But the arrival of the Winklevoss Bitcoin ETF – an exchange-traded fund developed by twins Cameron and Tyler Winklevoss – will change that.
While there are two other Bitcoin funds – Bitcoin Investment Trust, by SecondMarket, and a hedge fund, Pantera Bitcoin Advisers LLC, by Pantera Capital – both are open to wealthy investors only.
When the Winklevoss twins filed to register their Bitcoin ETF last year, they said the purpose was to make Bitcoin investing available to anyone with a brokerage account.
"The Trust brings Bitcoin to Main Street and mainstream investors to Bitcoin," Tyler Winklevoss told The New York Times. "It eliminates the friction of buying and reduces the risks associated with storing Bitcoin while offering similar investment attributes to direct ownership."
Here's how the Winklevoss Bitcoin Trust would work…
A Winklevoss Bitcoin ETF Makes Sense
The Winklevoss Bitcoin ETF would work in a similar way to commodity-based ETFs like those for gold and silver, with the Trust buying the bitcoins to back the ETF shares.
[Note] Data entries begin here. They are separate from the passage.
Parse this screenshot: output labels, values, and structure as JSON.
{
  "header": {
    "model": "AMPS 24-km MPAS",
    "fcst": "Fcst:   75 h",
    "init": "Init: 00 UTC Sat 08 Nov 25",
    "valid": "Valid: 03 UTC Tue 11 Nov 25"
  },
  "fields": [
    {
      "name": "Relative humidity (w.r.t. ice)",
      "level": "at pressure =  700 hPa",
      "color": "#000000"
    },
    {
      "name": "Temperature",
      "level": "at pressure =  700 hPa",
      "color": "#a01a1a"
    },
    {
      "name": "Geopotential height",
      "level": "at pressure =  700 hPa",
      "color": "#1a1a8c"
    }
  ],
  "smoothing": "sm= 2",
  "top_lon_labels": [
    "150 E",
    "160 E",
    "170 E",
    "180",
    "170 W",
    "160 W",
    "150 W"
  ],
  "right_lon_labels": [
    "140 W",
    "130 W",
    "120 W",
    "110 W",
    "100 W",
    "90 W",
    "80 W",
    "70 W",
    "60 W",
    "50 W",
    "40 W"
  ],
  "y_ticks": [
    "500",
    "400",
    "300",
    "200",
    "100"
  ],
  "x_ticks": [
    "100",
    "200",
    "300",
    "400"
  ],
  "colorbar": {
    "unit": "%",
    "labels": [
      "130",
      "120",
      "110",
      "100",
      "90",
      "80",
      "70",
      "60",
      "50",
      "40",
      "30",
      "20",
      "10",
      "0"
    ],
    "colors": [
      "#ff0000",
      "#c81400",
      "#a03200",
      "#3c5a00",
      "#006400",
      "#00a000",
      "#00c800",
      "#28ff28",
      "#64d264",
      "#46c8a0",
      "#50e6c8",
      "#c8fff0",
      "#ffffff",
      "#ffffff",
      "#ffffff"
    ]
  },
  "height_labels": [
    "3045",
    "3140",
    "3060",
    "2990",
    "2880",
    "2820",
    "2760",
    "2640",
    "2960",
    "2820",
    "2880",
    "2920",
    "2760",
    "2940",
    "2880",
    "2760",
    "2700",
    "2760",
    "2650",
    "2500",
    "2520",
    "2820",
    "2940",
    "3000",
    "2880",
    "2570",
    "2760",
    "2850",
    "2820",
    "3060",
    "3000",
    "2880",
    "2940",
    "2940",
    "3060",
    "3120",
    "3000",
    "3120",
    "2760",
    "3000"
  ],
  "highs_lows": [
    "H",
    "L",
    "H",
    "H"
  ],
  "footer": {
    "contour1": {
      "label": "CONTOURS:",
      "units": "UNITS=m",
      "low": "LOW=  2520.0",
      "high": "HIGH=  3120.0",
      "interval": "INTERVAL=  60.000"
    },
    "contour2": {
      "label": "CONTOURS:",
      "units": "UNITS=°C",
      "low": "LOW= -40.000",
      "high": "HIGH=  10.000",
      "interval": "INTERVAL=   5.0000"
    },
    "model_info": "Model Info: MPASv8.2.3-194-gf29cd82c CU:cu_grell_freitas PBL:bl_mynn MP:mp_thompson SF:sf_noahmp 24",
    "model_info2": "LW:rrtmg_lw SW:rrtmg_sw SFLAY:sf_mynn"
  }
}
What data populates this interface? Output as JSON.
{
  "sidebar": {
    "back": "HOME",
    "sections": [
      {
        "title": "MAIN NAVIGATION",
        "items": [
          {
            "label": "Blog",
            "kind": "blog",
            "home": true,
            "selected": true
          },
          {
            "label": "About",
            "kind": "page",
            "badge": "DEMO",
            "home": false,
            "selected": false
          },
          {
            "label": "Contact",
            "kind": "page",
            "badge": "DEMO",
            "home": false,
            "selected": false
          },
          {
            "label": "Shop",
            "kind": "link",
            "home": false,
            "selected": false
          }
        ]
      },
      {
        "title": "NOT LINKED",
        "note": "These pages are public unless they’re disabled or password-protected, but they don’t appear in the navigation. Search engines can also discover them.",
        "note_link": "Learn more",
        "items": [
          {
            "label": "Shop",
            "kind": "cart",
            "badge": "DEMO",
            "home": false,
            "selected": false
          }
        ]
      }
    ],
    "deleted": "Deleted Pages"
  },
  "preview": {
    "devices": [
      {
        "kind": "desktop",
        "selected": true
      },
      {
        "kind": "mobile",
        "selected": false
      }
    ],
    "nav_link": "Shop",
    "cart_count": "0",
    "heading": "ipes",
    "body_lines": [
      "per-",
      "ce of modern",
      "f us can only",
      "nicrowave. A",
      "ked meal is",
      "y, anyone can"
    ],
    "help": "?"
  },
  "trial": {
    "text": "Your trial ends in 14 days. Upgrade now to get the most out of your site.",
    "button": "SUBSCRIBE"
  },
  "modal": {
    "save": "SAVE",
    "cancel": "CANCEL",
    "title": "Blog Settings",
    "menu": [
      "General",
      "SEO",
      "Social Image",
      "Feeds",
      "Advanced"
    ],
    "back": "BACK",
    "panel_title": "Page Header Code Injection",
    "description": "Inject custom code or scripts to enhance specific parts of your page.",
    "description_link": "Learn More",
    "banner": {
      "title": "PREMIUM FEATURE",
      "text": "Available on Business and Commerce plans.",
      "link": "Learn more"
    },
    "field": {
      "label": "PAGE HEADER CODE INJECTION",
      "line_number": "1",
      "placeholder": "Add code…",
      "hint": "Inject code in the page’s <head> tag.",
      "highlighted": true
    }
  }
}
The filing proposed that the Trust would purchase one bitcoin for every five shares of the ETF.
Daily transactions would go through a regulated trading desk. The Winklevoss twins say they have a proprietary method for storing the bitcoins to prevent thieves from hacking into their system and stealing them.
Since being filed last July, the Winklevoss Bitcoin ETF, officially known as the Winklevoss Bitcoin Trust, has been under review by the U.S. Securities and Exchange Commission (SEC).
But it keeps inching closer to approval.
Just this week, the lawyer who drafted the proposal for the Bitcoin ETF, Kathleen H. Moriarty, a partner at Chicago-based law firm Katten Muchin Rosenman LLP, told Bloomberg News that the process is "progressing nicely and [approval] might occur at the end of 2014."
And the approval of the Winklevoss Bitcoin Trust – which appears to be a question of when, not if – should be on the radar of every investor, because of what will happen after it goes live…